I recently stumbled into and out of a classic senile geezer situation, a high pressure, in-my-home sales pitch that, eventually, overwhelmed my resistance and stuck me, temporarily, with a lousy deal. Lucky for me, Minnesota has a 3-day cooling off period that allows consumers to bail out of bad deals after they’ve had a chance to review it. The thing that tripped my investigation trigger was something the salesman said about his company late in his pitch. He mentioned that his employer had been “was the 74th largest remodeling company in the nation and had been selected as one of the top 500 by Qualified Remodeler Magazine.” Having written for a variety of magazines in a variety of industries for 50 years, early the next morning I decided to check out that recommendation. As you might expect, Qualified Remodeler Magazine is an ad-rag containing no actual useful information, no critical reviews, and that magazine’s “recommendations” are purely for hire.
The whole world of media reviews is equally screwed up and, as a result, has about as much credibility as 1950’s used car salesmen. My daughter recently discovered that a book review magazine/website, Kirkus Reviews, charges over $400 to “review” a book.

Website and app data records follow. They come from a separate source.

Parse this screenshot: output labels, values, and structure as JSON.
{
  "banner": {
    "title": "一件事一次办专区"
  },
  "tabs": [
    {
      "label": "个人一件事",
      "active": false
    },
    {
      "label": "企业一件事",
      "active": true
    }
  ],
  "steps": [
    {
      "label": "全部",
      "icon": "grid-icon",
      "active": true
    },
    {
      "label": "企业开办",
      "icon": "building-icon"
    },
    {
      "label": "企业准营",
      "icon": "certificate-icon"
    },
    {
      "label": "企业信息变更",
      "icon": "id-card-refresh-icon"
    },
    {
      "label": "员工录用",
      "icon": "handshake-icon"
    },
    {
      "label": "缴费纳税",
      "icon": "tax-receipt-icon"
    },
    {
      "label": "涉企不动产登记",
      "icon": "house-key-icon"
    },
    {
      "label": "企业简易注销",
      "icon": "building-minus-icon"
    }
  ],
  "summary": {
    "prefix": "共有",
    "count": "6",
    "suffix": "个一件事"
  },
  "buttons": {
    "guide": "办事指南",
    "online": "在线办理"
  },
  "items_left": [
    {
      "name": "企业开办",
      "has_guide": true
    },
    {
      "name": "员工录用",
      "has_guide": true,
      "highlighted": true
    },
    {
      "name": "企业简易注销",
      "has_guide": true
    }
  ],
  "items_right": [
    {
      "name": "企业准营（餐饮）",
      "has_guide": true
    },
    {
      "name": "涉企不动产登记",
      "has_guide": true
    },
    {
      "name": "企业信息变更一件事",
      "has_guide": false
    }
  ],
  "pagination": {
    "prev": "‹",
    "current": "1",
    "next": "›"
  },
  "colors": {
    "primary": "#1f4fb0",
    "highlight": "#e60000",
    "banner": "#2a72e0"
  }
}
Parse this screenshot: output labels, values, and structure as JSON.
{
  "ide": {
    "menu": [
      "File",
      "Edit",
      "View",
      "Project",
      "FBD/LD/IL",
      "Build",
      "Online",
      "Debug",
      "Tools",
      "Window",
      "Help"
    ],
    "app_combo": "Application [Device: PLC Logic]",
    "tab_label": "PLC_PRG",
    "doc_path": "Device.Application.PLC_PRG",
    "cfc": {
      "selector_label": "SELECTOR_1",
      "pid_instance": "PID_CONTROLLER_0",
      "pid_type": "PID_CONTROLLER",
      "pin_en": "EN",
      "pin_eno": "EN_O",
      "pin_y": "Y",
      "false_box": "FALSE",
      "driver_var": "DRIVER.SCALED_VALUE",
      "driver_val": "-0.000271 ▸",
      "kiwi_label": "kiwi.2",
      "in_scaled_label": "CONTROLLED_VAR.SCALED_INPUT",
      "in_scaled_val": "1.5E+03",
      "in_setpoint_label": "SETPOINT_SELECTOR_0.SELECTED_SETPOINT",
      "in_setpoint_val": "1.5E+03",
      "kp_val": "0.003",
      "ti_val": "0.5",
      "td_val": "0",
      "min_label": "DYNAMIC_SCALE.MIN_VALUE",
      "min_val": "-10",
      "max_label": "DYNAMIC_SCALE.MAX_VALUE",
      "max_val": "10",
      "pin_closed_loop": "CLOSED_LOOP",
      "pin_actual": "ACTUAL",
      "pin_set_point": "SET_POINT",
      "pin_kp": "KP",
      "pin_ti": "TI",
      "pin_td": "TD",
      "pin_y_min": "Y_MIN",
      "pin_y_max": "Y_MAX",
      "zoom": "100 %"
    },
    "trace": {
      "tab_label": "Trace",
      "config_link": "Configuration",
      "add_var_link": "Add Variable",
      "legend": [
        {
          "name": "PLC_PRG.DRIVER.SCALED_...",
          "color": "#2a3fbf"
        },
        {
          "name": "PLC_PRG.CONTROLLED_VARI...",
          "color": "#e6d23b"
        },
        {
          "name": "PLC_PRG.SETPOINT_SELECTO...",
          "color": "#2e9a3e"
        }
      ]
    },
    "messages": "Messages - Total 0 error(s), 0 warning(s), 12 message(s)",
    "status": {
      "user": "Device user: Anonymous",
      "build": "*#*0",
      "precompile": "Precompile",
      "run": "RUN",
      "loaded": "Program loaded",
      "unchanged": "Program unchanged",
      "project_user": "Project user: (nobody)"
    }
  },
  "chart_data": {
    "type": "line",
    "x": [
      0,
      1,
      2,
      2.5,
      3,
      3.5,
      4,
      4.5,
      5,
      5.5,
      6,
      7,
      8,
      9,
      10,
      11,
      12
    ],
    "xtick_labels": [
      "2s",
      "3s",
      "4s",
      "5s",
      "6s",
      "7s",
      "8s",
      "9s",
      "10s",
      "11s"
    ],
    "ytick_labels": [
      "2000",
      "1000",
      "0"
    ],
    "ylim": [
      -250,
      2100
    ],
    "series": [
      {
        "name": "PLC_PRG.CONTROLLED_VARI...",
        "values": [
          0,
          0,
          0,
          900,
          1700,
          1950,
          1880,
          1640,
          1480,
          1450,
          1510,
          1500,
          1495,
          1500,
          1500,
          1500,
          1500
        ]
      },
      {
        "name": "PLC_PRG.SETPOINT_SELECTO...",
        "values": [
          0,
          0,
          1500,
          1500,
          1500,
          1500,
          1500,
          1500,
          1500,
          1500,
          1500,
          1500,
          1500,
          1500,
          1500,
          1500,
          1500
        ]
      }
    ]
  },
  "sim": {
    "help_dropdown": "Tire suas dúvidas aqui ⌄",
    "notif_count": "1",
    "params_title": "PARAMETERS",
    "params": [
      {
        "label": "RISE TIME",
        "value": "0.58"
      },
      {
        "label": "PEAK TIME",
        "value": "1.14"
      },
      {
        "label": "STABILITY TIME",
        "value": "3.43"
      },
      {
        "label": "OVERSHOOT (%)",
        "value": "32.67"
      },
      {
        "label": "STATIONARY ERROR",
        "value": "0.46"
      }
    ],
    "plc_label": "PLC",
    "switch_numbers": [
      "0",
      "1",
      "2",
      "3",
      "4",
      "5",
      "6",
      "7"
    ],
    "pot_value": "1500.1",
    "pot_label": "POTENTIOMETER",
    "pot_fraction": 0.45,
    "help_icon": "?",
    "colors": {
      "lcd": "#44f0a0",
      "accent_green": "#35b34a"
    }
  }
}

The book reviewing “process” is pretty disgusting and about as cynical as a current Supreme Court decision, “Standard (7-9 weeks) $425.00, Express (4-6 weeks) $575.00.” Once you have the review in hand, “If you choose to publish your review on our website, we will distribute it to our licensees, including Google, BN.com, Ingram, Baker & Taylor and more. On top of that, our editors will consider it for publication in Kirkus Reviews magazine, which is read by librarians, booksellers, publishers, agents, journalists and entertainment executives. Your review may also be selected to be featured in our email newsletter, which is distributed to more than 50,000 industry professionals and consumers.” That’s how book reviews work in the Brave New World of “opinions for hire.”
It shouldn’t be a surprise. At least five members of the highest court in the land made it clear they don’t believe that money and power corrupt. Of course, their personal levels of corruption makes a pretty good argument against that opinion. The Sticky-Fingered Five never met a conflict of interest they couldn’t profit from. Judge Kennedy summed up that level of crazy with his statement,”We now conclude that independent expenditures, including those made by corporations, do not give rise to corruption or the appearance of corruption.” Not only is justice blind, she’s become pretty stupid and really corrupt.
If everything you read is a paid political/commercial announcement, where do you get information you can trust? That’s a tough call, but word-of-mouth is gaining a whole new level of clout. The Better Business Bureau was the first real information I got on my home improvement characters. Since they weren’t BBB “accredited,” there were limits to the information available by that route, but what was there was bad. Organizations like Angie’s List are where lots of consumers go for opinions from their neighbors. So far, the low fee ($10/year) for Angie’s List membership seems like a deal. There are pseudo-sites, like HomeAdvisor, that pretend to be a free version of Angie’s List but they are just paid referral services. In fact, HomeAdvisor.com is how I got hooked up with my latest snake oil salesmen. I’m not sure how much research goes into ensuring that their rules are obeyed, but when you submit a review you do have to pledge, “I confirm that the information contained in this Service Evaluation Form (i) is true and accurate and (ii) represents my actual first-hand experience, or experience which I am authorized to discuss. I acknowledge and understand my responsibilities under the Angie's List Membership Agreement, and that Angie's List is relying upon the accuracy of the information in order to serve other members. I confirm that I do not work for, am not in competition with, and am not in any way related to the service provider in this review.” That, of course, wouldn’t keep a “reviewer for hire” from writing a glowing review of a lousy service, but it would be expensive to try to overwhelm real reviews with that tactic. Likewise, a lot of products are well-covered in Amazon.com’s customer reviews. In fact, a lot of manufacturers, publishers, record labels, and importers use Amazon.com’s reviews as the bulk of their marketing. This pair of customer reviews for the WR250X skid plate from Moose Pro is pretty typical: short, sweet, and informative.
In short, consumers are all in this together, since the forces of media, power, money, and influence are against us. However, we have the numbers, the information outlets, and they won’t be rich if we don’t buy their shit.